In 2014 Asier made his debut as opera conductor with Armida by F. J. Haydn, and in 2015 he conducted the premiere of “Singularity”, the third opera of the English composer Michael Oliva. Asier has studied répétiteur with Maciej Pikulski. Due to his increasing interest about the voice, Asier has worked with many singers, such us Helena Orcoyen, Maria Ostroukhova, Eduardo Sandoval, among others. It should be pointed out that Asier worked with the English baritone and stage director Simon Butteriss, in his semi-stage production of Lieder eines fahrenden gesellen by Mahler and Brettl-Lieder by Schoenberg, at the Britten Theatre in London, meeting great success both from the public and critics.
Asier Puga has been assistant conductor of Robert Treviño and the Malmö Symphony Orchestra (Sweden) during their Beethoven Festival in 2019, in which the complete symphonies by Beethoven were performed and recorded. Further, Asier has been assistant conductor of the fourth production of Ópera de Oviedo during their 2019-20 season, with Will Humburg and Guy Joosten as music and stage director respectively.
Besides, Asier Puga has been assistant conductor of Peter Stark, Andrew Gourlay, John Wilson, Johannes Harneit, Michael Rosewell and Martin André, among others.
Asier was selected as one of the three conductors accepted to take part at the prestigious London Sinfonietta Academy 2016, where he received masterclasses from the renowned conductor Diego Masson and the memebers of the London Sinfonietta.
Asier Puga has studied composition with Ramon Lazkano and Gabriel Erkoreka, attending masterclasses of composers such as Steve Reich, Felix Ibarrondo, Johannes Maria Staud, Elena Mendoza and Jesús Torres.
At the invitation of the University of Burgos, in 2017 and 2018 Asier has directed a conducting course for apprentices, within the Summer Courses University of Burgos.
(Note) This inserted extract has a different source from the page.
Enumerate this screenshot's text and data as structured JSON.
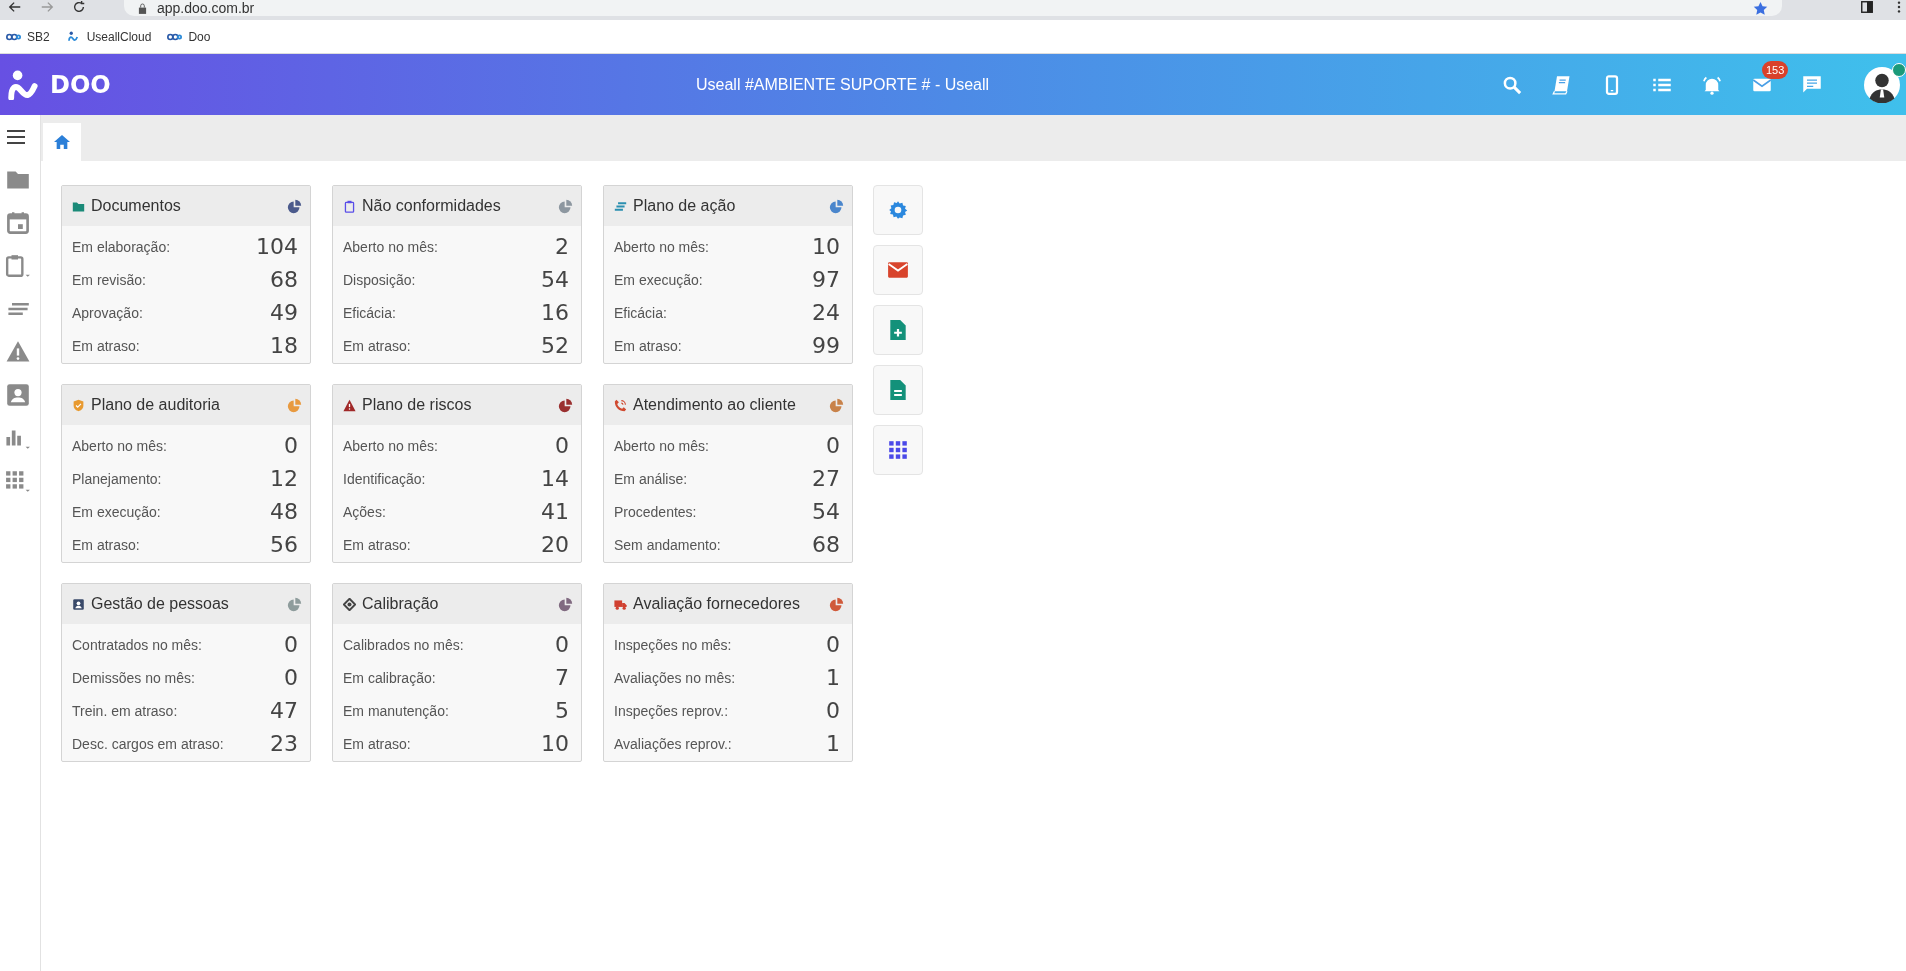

Due to his great interest about contemporary music, Asier has conducted the premier of 50 works as much in Spain as England, and he has worked with renewed composers such us Núria Giménez-Comas, Iñaki Estrada, Nuria Núñez, José Luis Campana, Mikel Urquiza, Lisa Illean, Benjamin Oliver o Cheryl Frances-Hoad, among others. Asier has written several articles about music and contemporary art for different magazines. Currently, he writes regularly for Sonograma Magazine, a Catalan magazine about musical thought, where he has a section titled New Geometries.
Tonight he unobtrusively led flute, oboe, cello, violin, viola, viocello and piano from a piece, Quintet, composed in the final quarter of the previous century, through to the Divertimento of 2019 into the Enigma that is 2020.
Composers, conductor and players deserved the ovation given at the end, and the audience filed out, guided by stewards, hoping and thinking that this might just be a new beginning.